It also helps him face with confidence the bowlers with a second new ball when he bats at No. 5 or further down the order in Test matches. Cool as a cucumber and serious as a sculptor, Rahane causes envy in his competitors and opponents with exemplary application, concentration and determination when armed with the willow.
But he is not all calmness and watchfulness. The façade falls apart when he changes gears, depending on the nature of cricket and his team’s situation, unleashes his repertoire of shots and launches a sustained attack.
Not surprisingly, for one so young, he has become an integral part of Team India in Tests, ODIs and Twenty20s almost from the very beginning of his international career.
He has the game, the temperament and the approach to excel in any type of cricket and in any situation. Already he bats like a seasoned campaigner and you can always depend on him, particularly in an hour of crisis.
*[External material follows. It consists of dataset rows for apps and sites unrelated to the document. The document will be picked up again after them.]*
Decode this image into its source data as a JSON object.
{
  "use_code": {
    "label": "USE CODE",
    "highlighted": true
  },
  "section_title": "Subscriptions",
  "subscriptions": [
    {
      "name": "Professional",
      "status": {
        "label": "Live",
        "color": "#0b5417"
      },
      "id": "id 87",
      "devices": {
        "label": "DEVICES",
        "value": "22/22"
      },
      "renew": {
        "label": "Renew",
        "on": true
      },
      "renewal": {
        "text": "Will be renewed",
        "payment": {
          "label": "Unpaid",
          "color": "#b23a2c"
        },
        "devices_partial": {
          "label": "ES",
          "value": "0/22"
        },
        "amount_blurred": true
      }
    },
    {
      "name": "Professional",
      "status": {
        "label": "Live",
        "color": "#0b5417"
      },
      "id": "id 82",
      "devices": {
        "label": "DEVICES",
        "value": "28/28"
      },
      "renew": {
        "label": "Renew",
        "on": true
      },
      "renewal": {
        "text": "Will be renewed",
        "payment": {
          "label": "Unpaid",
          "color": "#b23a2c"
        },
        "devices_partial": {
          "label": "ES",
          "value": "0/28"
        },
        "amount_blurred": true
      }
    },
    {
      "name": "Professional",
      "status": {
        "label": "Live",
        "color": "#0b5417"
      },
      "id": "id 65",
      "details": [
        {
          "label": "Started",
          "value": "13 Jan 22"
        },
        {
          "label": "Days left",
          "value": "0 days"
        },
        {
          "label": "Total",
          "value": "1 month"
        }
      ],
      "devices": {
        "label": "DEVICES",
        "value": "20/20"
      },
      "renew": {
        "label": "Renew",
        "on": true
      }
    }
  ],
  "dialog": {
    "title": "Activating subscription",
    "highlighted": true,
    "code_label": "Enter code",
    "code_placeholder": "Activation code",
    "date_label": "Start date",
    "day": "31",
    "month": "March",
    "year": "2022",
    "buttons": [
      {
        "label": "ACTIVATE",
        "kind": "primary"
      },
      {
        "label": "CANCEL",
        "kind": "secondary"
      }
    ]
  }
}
“Rahane has all the patience in the world. This quality enables him to build a true Test match innings,” says former India wicketkeeper Kiran More.
“With his patience and preservation he can frustrate the bowlers and help his team in adversity, which he has so often done in his brief but impressive career so far. But behind all this are his solid technique, sound temperament and hunger for runs.”
More further adds that besides his technical brilliance and mental toughness, one of his other virtues as a batsman is that he is “much focused”. Of course, he does play adventurous, flamboyant shots in One-day and Twenty20 matches, states More, but when it comes to the serious business of Test cricket, he does give the impression of being from the old school.
“Rahane is a cool, level-headed young man ever willing to learn. He will sharpen his skills further as he plays more cricket and gains in experience,” says former India player Nayan Mongia.
“But he has been very impressive in whatever cricket he has played so far. He must now show a greater hunger for runs and begin converting his little gems into monumental innings he is quite capable of playing.”
After making a lacklustre Test debut (7 and 1) against Australia at Delhi in March 2013, Rahane played the rest of his nine Tests abroad and proved his mettle against some of the world’s finest fast bowlers -- Dale Steyn, Morne Morkel, Vernon Philander, Tim Southee, James Anderson and Stuart Broad -- on pace-bowling-friendly pitches of South Africa, New Zealand and England.
He may not be a prodigious scorer like Pujara and Kohli, not yet, but he has usually scored runs when required and mattered. With 51 not out and 96 at Durban, where India lost by 10 wickets, Rahane won hearts of the most diehard of critics. He was an absolute revelation, proving that the new Indian middle-order did not finish with Pujara, Kohli and Mahendra Singh Dhoni.
Rahane was equally impressive in New Zealand, leaving his mark with a splendid 118 in the drawn second Test at Wellington. In England, the Lord’s hundred was a culmination of his single-minded pursuit of excellence at the crease. Much the same could be said about his century in the fourth ODI at Edgbaston, Birmingham.
The irony is inescapable that while Pujara was reduced to an ordinary batsman in the last three Tests, and Kohli to an eternal struggler both when it came to making runs and surviving at the crease in Tests as well as ODI (the Delhi dynamite’s only international fifty came in the one-off Twenty20 game at the fag end of the tour), the seemingly unlikely Rahane, who had not been the subject of media attention to begin with, stole much of the limelight with his fairly consistent, reliable batting.
Indeed, the Mumbai school of batting continues to contribute vitally to Indian cricket.